We’ve recently heard about security breaches
impacting Yahoo, Google, Apple, and other
companies. Many such breaches disclose login
information, including usernames and passwords.
For corporate counsel, avoiding these and similar
situations is important, not only because their
personal security may be jeopardized, but also because they have an obligation to keep their clients’
confidential information safe.
I have touched upon security issues before, 1
but I want to provide more detailed advice on
password management and the use of Two Factor
As the breaches mentioned above indicate, passwords can be compromised at no fault of the user.
If an ISP, cloud service, or another provider gets
hacked, your login information could be among
the casualties. In addition, some hackers may use
“brute force attacks” to access individual user accounts by trial and error, manipulating computers
to generate enormous numbers of random character combinations. As a result, until we implement
more secure access methods, you should assume
that some of your login information will periodically be stolen.
Hackers know that most people are unskilled or
lazy — utilizing the same or similar login informa-
tion for all of their accounts. That’s why stealing
the key to a “linen closet” may also give them the
keys to the “master bedroom.”
Hackers also know that many people rarely
change their passwords, even after they learn
about a breach that may affect them. In fact, some
hackers will wait months or even years after a
breach before using the login information they’ve
obtained, to lull users into a false sense of security.
This has several implications. First, you should
always use unique login information for any important account. I know that passwords in general
are a pain — to come up with, to remember, and
to input. However, you should have very different,
and very strong, passwords for any sites involving
you or your clients’ confidential data.
You should also change these more critical pass-
words regularly. I know several US-based lawyers
who change every important password whenever
daylight savings time occurs. I recommend chang-
ing your passwords at least once or twice a year,
and always immediately after one of your critical
sites has reportedly been hacked.
Third, use complex passwords with at least 10 to
12 characters that contain a random combination
of letters, numbers, and special characters. A decade ago, it may have been okay to use your dog’s
name followed by its birthday, but modern brute
force attack algorithms prioritize the combinations many people use because they are easier to
To make this more straightforward, you should
invest in a good password manager. These will
( 1) keep your passwords secure through strong
encryption; ( 2) generate long, complex passwords;
( 3) automatically and appropriately fill in your
login and user information; ( 4) handle TFA (see
below); and ( 5) allow you to do an audit of your
passwords to see which are too simple or too old.
TFA is a method of confirming a user’s claimed
identity by requiring a combination of two dif-ferent unique identifiers (i.e., requiring a PIN in
addition to an access card). In most cases today,
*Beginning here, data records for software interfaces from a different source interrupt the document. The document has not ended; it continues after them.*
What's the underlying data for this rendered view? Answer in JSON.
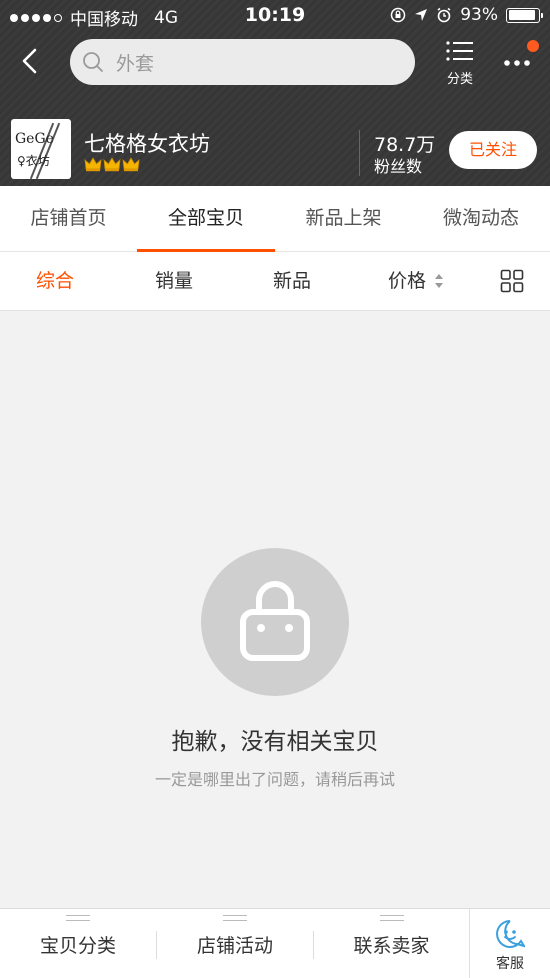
{
  "status_bar": {
    "carrier": "中国移动",
    "network": "4G",
    "time": "10:19",
    "battery": "93%",
    "battery_level": 0.93
  },
  "nav": {
    "search_placeholder": "外套",
    "category_label": "分类"
  },
  "shop": {
    "name": "七格格女衣坊",
    "logo_line1": "GeGe",
    "logo_line2": "♀衣坊",
    "crown_count": 3,
    "fans_count": "78.7万",
    "fans_label": "粉丝数",
    "follow_label": "已关注"
  },
  "tabs": [
    {
      "label": "店铺首页",
      "active": false
    },
    {
      "label": "全部宝贝",
      "active": true
    },
    {
      "label": "新品上架",
      "active": false
    },
    {
      "label": "微淘动态",
      "active": false
    }
  ],
  "sort": [
    {
      "label": "综合",
      "active": true
    },
    {
      "label": "销量",
      "active": false
    },
    {
      "label": "新品",
      "active": false
    },
    {
      "label": "价格",
      "active": false
    }
  ],
  "empty_state": {
    "title": "抱歉，没有相关宝贝",
    "subtitle": "一定是哪里出了问题，请稍后再试"
  },
  "bottom_bar": {
    "items": [
      {
        "label": "宝贝分类"
      },
      {
        "label": "店铺活动"
      },
      {
        "label": "联系卖家"
      }
    ],
    "service_label": "客服"
  },
  "colors": {
    "accent": "#ff5000",
    "header_bg": "#383838",
    "notification_dot": "#ff5a1f"
  }
}
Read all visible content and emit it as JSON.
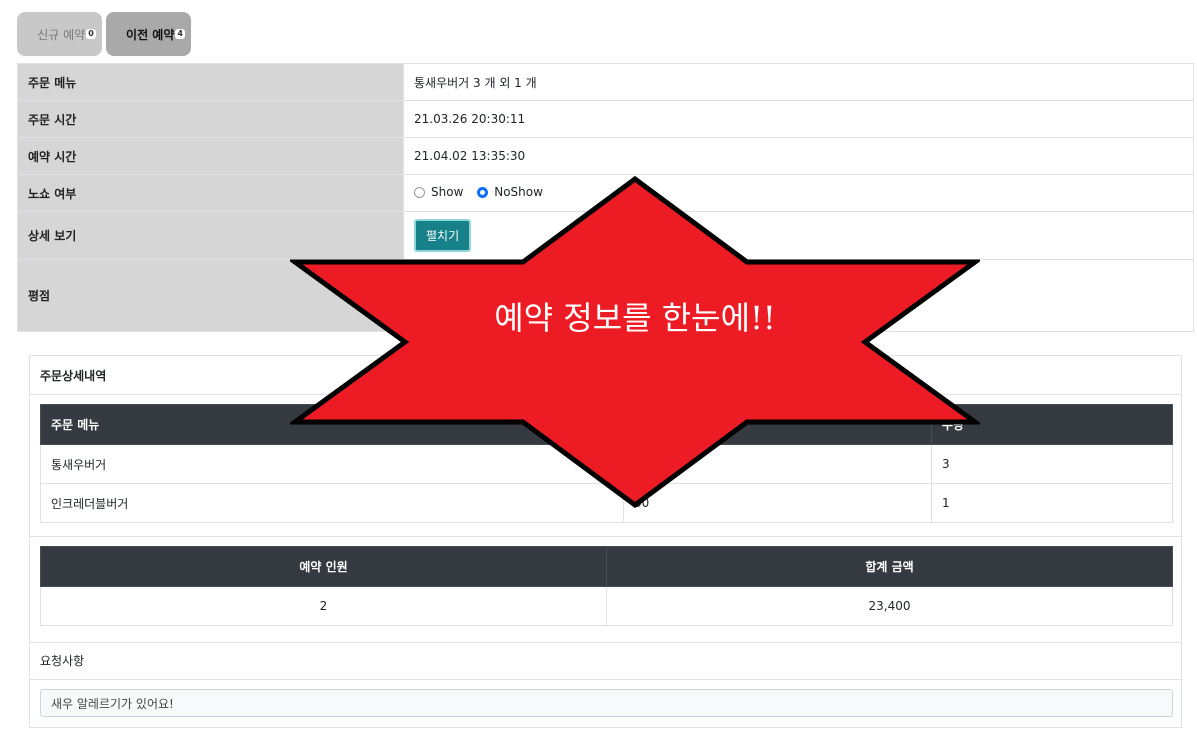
{
  "tabs": [
    {
      "label": "신규 예약",
      "count": "0"
    },
    {
      "label": "이전 예약",
      "count": "4"
    }
  ],
  "info": {
    "menu_label": "주문 메뉴",
    "menu_value": "통새우버거 3 개 외 1 개",
    "order_time_label": "주문 시간",
    "order_time_value": "21.03.26 20:30:11",
    "reserve_time_label": "예약 시간",
    "reserve_time_value": "21.04.02 13:35:30",
    "noshow_label": "노쇼 여부",
    "radio_show": "Show",
    "radio_noshow": "NoShow",
    "radio_selected": "NoShow",
    "detail_label": "상세 보기",
    "detail_button": "펼치기",
    "rating_label": "평점"
  },
  "detail": {
    "header": "주문상세내역",
    "menu_table": {
      "columns": [
        "주문 메뉴",
        "",
        "수량"
      ],
      "rows": [
        [
          "통새우버거",
          "",
          "3"
        ],
        [
          "인크레더블버거",
          "00",
          "1"
        ]
      ]
    },
    "summary": {
      "columns": [
        "예약 인원",
        "합계 금액"
      ],
      "values": [
        "2",
        "23,400"
      ]
    },
    "request_label": "요청사항",
    "request_value": "새우 알레르기가 있어요!"
  },
  "banner": {
    "text": "예약 정보를 한눈에!!",
    "fill": "#ed1c24"
  }
}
that second “factor” is simply a special code sent
via text to a user’s mobile phone whenever a login
attempt is made through a device not previously
authorized. In response, a hacker would not only
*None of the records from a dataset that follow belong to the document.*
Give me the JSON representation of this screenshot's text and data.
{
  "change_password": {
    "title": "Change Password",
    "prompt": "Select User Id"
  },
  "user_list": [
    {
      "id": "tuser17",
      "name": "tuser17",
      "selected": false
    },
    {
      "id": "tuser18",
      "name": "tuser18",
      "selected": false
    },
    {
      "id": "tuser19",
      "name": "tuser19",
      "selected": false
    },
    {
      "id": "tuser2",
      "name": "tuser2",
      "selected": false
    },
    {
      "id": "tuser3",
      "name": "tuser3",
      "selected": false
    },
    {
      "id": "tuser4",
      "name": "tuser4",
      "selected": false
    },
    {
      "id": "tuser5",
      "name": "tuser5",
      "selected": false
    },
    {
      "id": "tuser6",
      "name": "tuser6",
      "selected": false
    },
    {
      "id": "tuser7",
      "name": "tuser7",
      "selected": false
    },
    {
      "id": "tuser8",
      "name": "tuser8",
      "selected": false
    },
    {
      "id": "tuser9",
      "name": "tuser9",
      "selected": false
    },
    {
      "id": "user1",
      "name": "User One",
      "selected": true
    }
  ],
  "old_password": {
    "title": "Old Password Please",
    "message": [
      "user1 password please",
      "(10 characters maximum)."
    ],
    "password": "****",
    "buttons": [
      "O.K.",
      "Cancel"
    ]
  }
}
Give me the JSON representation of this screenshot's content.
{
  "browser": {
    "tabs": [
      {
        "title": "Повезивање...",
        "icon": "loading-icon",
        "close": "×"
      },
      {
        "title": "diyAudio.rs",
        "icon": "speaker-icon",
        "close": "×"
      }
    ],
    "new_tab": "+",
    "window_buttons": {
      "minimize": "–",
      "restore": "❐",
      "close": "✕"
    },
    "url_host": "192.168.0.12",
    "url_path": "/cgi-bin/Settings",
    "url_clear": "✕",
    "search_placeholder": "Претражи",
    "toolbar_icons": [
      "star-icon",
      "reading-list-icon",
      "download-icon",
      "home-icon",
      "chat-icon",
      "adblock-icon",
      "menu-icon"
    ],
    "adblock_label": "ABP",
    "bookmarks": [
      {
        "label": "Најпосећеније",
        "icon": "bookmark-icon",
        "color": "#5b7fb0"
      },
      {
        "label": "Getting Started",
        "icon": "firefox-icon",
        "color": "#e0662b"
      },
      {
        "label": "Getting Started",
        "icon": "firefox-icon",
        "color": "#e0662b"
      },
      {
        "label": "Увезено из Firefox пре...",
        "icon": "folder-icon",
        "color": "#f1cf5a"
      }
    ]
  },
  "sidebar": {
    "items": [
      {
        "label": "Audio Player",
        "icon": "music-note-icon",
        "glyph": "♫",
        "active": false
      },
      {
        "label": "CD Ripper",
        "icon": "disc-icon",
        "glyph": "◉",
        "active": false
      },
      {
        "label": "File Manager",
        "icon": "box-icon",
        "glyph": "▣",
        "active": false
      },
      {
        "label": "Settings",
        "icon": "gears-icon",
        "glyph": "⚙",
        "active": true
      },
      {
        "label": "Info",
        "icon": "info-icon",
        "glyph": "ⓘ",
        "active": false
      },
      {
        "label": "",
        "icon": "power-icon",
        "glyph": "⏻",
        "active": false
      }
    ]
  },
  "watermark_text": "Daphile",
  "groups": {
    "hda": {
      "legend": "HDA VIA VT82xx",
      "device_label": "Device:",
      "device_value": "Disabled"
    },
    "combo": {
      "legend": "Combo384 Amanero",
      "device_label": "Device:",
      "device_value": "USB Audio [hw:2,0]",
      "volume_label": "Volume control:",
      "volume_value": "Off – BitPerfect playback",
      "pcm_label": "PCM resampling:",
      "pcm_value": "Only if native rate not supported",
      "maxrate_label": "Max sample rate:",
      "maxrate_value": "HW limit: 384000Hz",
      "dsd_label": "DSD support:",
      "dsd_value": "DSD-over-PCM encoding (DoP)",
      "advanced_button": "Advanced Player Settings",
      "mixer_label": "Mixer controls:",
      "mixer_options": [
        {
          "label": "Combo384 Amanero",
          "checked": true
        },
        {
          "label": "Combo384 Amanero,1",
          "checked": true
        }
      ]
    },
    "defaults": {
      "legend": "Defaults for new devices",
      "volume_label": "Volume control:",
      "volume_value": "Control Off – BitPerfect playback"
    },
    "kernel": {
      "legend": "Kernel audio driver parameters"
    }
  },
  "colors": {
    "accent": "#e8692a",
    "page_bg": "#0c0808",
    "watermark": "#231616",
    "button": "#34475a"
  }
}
have to have the user’s name and password, but
also their mobile phone. My guess is that pretty
soon, TFA will become so commonplace that lawyers who don’t use it will be considered negligent.
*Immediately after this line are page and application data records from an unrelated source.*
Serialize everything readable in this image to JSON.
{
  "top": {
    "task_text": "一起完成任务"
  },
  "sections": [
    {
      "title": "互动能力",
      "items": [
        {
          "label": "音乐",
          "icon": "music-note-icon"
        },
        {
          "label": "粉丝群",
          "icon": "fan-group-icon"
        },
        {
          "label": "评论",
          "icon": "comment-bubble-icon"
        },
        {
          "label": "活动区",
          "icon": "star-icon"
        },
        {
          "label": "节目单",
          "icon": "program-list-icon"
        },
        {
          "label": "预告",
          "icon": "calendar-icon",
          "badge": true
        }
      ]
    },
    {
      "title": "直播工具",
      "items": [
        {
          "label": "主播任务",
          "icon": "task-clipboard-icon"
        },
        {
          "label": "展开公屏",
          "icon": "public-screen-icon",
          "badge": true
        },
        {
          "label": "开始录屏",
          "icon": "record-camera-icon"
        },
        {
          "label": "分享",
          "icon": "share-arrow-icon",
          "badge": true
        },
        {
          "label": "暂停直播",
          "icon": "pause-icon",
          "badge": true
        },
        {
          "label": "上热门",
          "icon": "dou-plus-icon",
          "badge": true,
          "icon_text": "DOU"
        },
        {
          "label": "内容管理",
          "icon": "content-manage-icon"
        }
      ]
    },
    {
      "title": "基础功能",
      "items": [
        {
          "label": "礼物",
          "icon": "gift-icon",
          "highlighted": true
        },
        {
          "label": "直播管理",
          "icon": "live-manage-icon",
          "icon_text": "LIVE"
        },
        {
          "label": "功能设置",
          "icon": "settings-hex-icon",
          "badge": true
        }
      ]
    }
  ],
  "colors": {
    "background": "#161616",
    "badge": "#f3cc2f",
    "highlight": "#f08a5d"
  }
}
A final word about security questions, which
are another form of TFA. The answers to many
common security questions (e.g., what high school
did you attend, what is the name of your favorite pet, etc.) are now available on Facebook or
through Google searches. Pick random answers to
those questions and store them in your password
From a cyber perspective, we live in a dangerous
world. While nothing except internet abstinence
can guarantee your security, there are some relatively simple things you can do to greatly improve
your chances. Please do them.
And as always, feel free to contact me directly if
you have any questions. ACC
1 “Safe Driving” ACC Docket, Sept. 2016: 140.
Password Management and TFA
HOW TO EFFECTIVELY USE TECHNOLOGY